**YOUR INSTRUCTIONS:**
What you give back must match the records below exactly.

(Collected data entries)
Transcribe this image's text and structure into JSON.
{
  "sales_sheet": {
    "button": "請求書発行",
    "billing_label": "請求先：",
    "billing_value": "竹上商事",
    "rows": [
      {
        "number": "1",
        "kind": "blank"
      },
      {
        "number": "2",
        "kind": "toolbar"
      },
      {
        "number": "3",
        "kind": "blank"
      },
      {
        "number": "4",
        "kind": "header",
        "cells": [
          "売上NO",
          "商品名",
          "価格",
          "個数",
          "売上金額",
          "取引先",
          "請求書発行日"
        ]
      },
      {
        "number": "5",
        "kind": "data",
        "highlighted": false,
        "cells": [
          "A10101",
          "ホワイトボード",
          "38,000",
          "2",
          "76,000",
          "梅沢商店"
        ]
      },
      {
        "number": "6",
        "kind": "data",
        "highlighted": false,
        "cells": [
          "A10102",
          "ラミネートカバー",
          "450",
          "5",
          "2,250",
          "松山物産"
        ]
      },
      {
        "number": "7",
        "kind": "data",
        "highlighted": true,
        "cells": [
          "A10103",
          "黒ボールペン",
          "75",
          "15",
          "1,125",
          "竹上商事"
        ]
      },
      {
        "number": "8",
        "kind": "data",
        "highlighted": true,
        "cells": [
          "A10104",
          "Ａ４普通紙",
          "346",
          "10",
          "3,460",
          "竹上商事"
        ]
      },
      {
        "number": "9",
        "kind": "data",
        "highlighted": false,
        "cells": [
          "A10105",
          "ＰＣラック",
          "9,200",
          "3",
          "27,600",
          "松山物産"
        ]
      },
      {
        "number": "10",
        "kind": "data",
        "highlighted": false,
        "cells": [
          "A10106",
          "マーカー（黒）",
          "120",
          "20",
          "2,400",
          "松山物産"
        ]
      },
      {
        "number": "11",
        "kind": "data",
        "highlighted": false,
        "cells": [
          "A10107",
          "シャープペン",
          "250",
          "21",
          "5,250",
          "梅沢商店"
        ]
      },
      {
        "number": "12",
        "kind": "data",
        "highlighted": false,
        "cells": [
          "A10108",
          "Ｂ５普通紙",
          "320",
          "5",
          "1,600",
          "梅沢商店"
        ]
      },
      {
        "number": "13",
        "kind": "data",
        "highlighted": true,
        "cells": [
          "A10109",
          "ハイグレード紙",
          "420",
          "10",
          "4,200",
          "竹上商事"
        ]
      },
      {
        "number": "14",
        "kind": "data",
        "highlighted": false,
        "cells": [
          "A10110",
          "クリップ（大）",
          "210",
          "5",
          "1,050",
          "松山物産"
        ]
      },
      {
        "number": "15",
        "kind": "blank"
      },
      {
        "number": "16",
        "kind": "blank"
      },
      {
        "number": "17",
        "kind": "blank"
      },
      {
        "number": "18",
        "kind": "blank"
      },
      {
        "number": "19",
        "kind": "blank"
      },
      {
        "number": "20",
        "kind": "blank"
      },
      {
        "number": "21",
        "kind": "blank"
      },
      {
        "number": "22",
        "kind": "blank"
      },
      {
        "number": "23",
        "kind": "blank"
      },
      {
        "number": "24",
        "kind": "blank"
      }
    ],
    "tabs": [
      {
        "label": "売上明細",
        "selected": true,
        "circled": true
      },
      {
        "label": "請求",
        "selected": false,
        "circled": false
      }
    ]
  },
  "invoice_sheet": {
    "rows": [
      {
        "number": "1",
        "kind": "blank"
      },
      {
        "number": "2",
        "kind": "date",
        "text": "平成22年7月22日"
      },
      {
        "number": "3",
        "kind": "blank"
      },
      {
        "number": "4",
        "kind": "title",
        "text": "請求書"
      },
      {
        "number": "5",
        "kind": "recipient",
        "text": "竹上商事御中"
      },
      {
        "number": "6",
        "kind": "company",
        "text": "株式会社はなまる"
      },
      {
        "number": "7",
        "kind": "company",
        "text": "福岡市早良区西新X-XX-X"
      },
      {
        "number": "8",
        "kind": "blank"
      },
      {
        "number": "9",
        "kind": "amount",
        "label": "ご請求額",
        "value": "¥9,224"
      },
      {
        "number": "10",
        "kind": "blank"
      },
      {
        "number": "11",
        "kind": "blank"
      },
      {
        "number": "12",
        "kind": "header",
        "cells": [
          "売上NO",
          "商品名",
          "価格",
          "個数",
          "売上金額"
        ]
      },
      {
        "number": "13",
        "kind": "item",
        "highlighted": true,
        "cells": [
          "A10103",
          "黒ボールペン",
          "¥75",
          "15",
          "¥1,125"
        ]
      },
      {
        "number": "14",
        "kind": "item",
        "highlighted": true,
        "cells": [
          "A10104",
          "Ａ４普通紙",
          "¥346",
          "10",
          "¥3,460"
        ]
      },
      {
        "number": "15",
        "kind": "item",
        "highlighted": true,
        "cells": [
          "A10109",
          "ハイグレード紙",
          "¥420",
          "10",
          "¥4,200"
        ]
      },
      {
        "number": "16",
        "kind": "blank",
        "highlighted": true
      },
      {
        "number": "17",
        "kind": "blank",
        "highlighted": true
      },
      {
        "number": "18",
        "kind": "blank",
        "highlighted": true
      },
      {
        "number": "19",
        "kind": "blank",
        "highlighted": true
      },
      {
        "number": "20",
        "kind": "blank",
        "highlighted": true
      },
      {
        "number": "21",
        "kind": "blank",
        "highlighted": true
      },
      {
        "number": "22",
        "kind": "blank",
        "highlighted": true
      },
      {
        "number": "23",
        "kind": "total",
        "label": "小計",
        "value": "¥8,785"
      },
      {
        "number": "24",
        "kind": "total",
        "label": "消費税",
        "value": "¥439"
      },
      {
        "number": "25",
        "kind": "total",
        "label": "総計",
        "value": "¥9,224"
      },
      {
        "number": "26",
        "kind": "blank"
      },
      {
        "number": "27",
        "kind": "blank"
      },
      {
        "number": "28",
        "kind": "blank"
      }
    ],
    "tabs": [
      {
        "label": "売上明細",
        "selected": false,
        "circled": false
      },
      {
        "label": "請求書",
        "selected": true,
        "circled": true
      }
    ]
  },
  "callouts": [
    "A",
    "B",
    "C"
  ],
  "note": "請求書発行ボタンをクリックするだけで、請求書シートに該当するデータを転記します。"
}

**SOLUTION BELOW:**
Transcribe this image's text and structure into JSON.
{
  "sales_sheet": {
    "button": "請求書発行",
    "billing_label": "請求先：",
    "billing_value": "竹上商事",
    "rows": [
      {
        "number": "1",
        "kind": "blank"
      },
      {
        "number": "2",
        "kind": "toolbar"
      },
      {
        "number": "3",
        "kind": "blank"
      },
      {
        "number": "4",
        "kind": "header",
        "cells": [
          "売上NO",
          "商品名",
          "価格",
          "個数",
          "売上金額",
          "取引先",
          "請求書発行日"
        ]
      },
      {
        "number": "5",
        "kind": "data",
        "highlighted": false,
        "cells": [
          "A10101",
          "ホワイトボード",
          "38,000",
          "2",
          "76,000",
          "梅沢商店"
        ]
      },
      {
        "number": "6",
        "kind": "data",
        "highlighted": false,
        "cells": [
          "A10102",
          "ラミネートカバー",
          "450",
          "5",
          "2,250",
          "松山物産"
        ]
      },
      {
        "number": "7",
        "kind": "data",
        "highlighted": true,
        "cells": [
          "A10103",
          "黒ボールペン",
          "75",
          "15",
          "1,125",
          "竹上商事"
        ]
      },
      {
        "number": "8",
        "kind": "data",
        "highlighted": true,
        "cells": [
          "A10104",
          "Ａ４普通紙",
          "346",
          "10",
          "3,460",
          "竹上商事"
        ]
      },
      {
        "number": "9",
        "kind": "data",
        "highlighted": false,
        "cells": [
          "A10105",
          "ＰＣラック",
          "9,200",
          "3",
          "27,600",
          "松山物産"
        ]
      },
      {
        "number": "10",
        "kind": "data",
        "highlighted": false,
        "cells": [
          "A10106",
          "マーカー（黒）",
          "120",
          "20",
          "2,400",
          "松山物産"
        ]
      },
      {
        "number": "11",
        "kind": "data",
        "highlighted": false,
        "cells": [
          "A10107",
          "シャープペン",
          "250",
          "21",
          "5,250",
          "梅沢商店"
        ]
      },
      {
        "number": "12",
        "kind": "data",
        "highlighted": false,
        "cells": [
          "A10108",
          "Ｂ５普通紙",
          "320",
          "5",
          "1,600",
          "梅沢商店"
        ]
      },
      {
        "number": "13",
        "kind": "data",
        "highlighted": true,
        "cells": [
          "A10109",
          "ハイグレード紙",
          "420",
          "10",
          "4,200",
          "竹上商事"
        ]
      },
      {
        "number": "14",
        "kind": "data",
        "highlighted": false,
        "cells": [
          "A10110",
          "クリップ（大）",
          "210",
          "5",
          "1,050",
          "松山物産"
        ]
      },
      {
        "number": "15",
        "kind": "blank"
      },
      {
        "number": "16",
        "kind": "blank"
      },
      {
        "number": "17",
        "kind": "blank"
      },
      {
        "number": "18",
        "kind": "blank"
      },
      {
        "number": "19",
        "kind": "blank"
      },
      {
        "number": "20",
        "kind": "blank"
      },
      {
        "number": "21",
        "kind": "blank"
      },
      {
        "number": "22",
        "kind": "blank"
      },
      {
        "number": "23",
        "kind": "blank"
      },
      {
        "number": "24",
        "kind": "blank"
      }
    ],
    "tabs": [
      {
        "label": "売上明細",
        "selected": true,
        "circled": true
      },
      {
        "label": "請求",
        "selected": false,
        "circled": false
      }
    ]
  },
  "invoice_sheet": {
    "rows": [
      {
        "number": "1",
        "kind": "blank"
      },
      {
        "number": "2",
        "kind": "date",
        "text": "平成22年7月22日"
      },
      {
        "number": "3",
        "kind": "blank"
      },
      {
        "number": "4",
        "kind": "title",
        "text": "請求書"
      },
      {
        "number": "5",
        "kind": "recipient",
        "text": "竹上商事御中"
      },
      {
        "number": "6",
        "kind": "company",
        "text": "株式会社はなまる"
      },
      {
        "number": "7",
        "kind": "company",
        "text": "福岡市早良区西新X-XX-X"
      },
      {
        "number": "8",
        "kind": "blank"
      },
      {
        "number": "9",
        "kind": "amount",
        "label": "ご請求額",
        "value": "¥9,224"
      },
      {
        "number": "10",
        "kind": "blank"
      },
      {
        "number": "11",
        "kind": "blank"
      },
      {
        "number": "12",
        "kind": "header",
        "cells": [
          "売上NO",
          "商品名",
          "価格",
          "個数",
          "売上金額"
        ]
      },
      {
        "number": "13",
        "kind": "item",
        "highlighted": true,
        "cells": [
          "A10103",
          "黒ボールペン",
          "¥75",
          "15",
          "¥1,125"
        ]
      },
      {
        "number": "14",
        "kind": "item",
        "highlighted": true,
        "cells": [
          "A10104",
          "Ａ４普通紙",
          "¥346",
          "10",
          "¥3,460"
        ]
      },
      {
        "number": "15",
        "kind": "item",
        "highlighted": true,
        "cells": [
          "A10109",
          "ハイグレード紙",
          "¥420",
          "10",
          "¥4,200"
        ]
      },
      {
        "number": "16",
        "kind": "blank",
        "highlighted": true
      },
      {
        "number": "17",
        "kind": "blank",
        "highlighted": true
      },
      {
        "number": "18",
        "kind": "blank",
        "highlighted": true
      },
      {
        "number": "19",
        "kind": "blank",
        "highlighted": true
      },
      {
        "number": "20",
        "kind": "blank",
        "highlighted": true
      },
      {
        "number": "21",
        "kind": "blank",
        "highlighted": true
      },
      {
        "number": "22",
        "kind": "blank",
        "highlighted": true
      },
      {
        "number": "23",
        "kind": "total",
        "label": "小計",
        "value": "¥8,785"
      },
      {
        "number": "24",
        "kind": "total",
        "label": "消費税",
        "value": "¥439"
      },
      {
        "number": "25",
        "kind": "total",
        "label": "総計",
        "value": "¥9,224"
      },
      {
        "number": "26",
        "kind": "blank"
      },
      {
        "number": "27",
        "kind": "blank"
      },
      {
        "number": "28",
        "kind": "blank"
      }
    ],
    "tabs": [
      {
        "label": "売上明細",
        "selected": false,
        "circled": false
      },
      {
        "label": "請求書",
        "selected": true,
        "circled": true
      }
    ]
  },
  "callouts": [
    "A",
    "B",
    "C"
  ],
  "note": "請求書発行ボタンをクリックするだけで、請求書シートに該当するデータを転記します。"
}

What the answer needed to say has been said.